WHAT THE TASK ASKS | In the records, find each line where "expanded" occurs, and copy it.

SOURCE DATA |
--- START ---

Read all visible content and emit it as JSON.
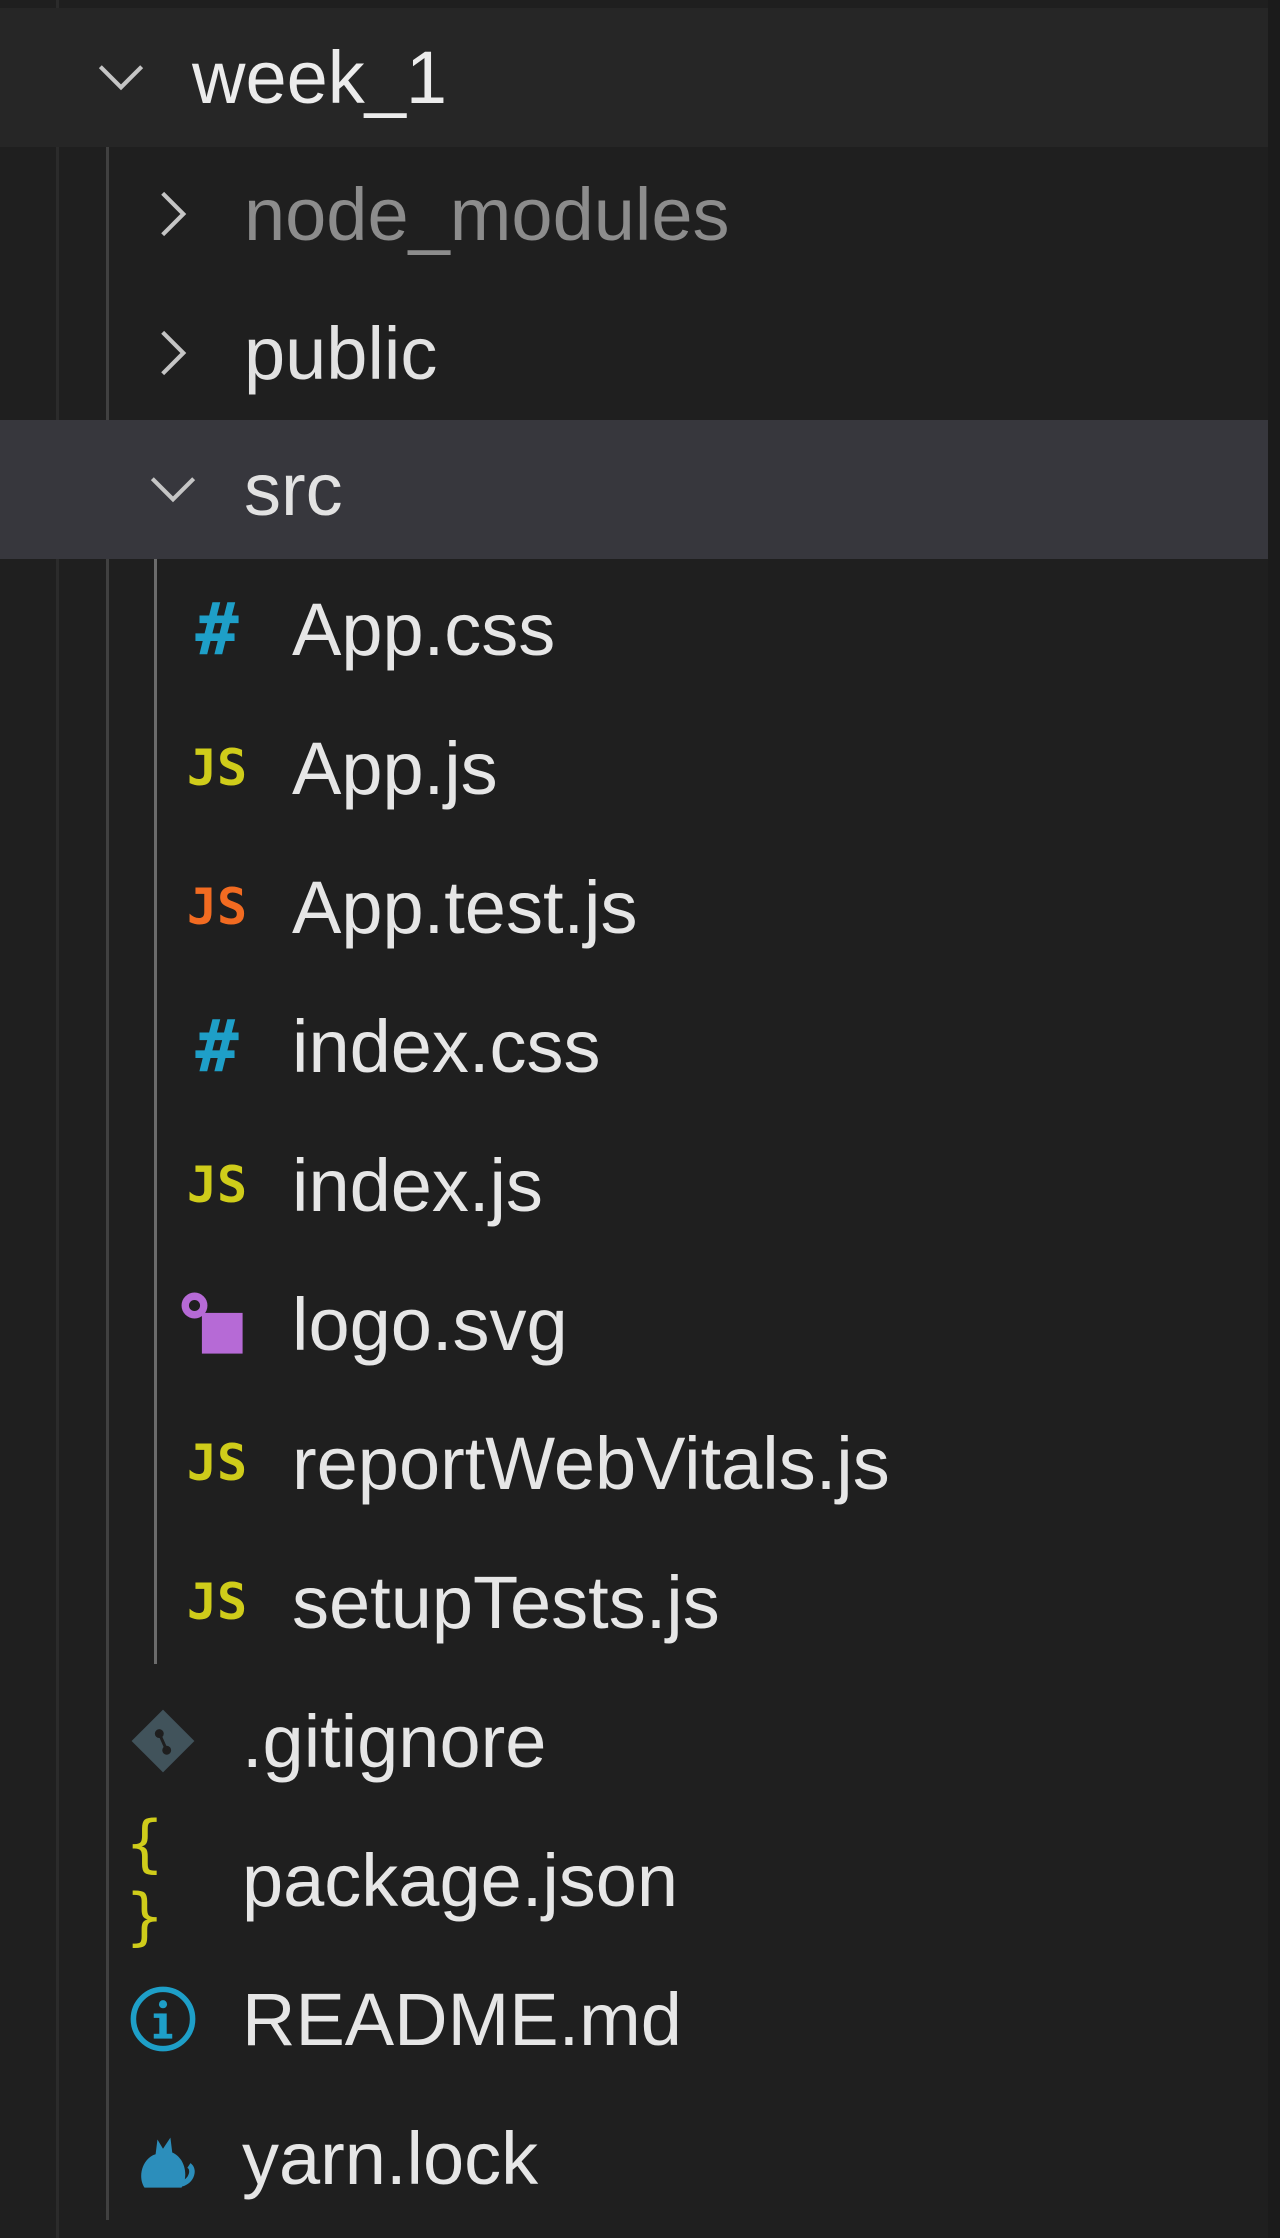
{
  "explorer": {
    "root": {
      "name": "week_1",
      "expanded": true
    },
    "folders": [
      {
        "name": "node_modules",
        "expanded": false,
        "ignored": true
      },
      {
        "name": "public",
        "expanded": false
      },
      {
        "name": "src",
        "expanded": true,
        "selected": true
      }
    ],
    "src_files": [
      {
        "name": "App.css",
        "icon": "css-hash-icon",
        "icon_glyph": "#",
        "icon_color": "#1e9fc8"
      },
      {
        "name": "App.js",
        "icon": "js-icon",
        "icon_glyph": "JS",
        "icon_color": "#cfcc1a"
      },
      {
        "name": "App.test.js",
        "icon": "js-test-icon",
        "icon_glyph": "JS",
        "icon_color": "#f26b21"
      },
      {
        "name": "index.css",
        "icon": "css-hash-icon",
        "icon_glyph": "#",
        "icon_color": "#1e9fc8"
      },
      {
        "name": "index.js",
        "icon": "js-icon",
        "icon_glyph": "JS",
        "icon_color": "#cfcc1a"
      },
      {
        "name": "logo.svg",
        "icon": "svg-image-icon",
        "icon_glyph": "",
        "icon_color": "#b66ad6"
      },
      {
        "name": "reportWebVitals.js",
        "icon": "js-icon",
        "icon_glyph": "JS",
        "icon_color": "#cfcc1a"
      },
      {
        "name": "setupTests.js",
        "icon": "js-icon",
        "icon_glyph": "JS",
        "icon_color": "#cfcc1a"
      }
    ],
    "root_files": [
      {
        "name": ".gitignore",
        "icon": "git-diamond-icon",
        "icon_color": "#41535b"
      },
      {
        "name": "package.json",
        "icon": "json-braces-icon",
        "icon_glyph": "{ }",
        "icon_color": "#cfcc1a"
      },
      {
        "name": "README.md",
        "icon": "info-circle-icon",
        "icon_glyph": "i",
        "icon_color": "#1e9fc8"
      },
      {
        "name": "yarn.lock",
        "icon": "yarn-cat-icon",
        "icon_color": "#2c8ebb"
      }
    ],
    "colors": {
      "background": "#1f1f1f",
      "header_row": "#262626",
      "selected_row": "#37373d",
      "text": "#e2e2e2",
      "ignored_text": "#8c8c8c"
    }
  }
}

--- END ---

RESPONSE AREA |
      "expanded": true
        "expanded": false,
        "expanded": false
        "expanded": true,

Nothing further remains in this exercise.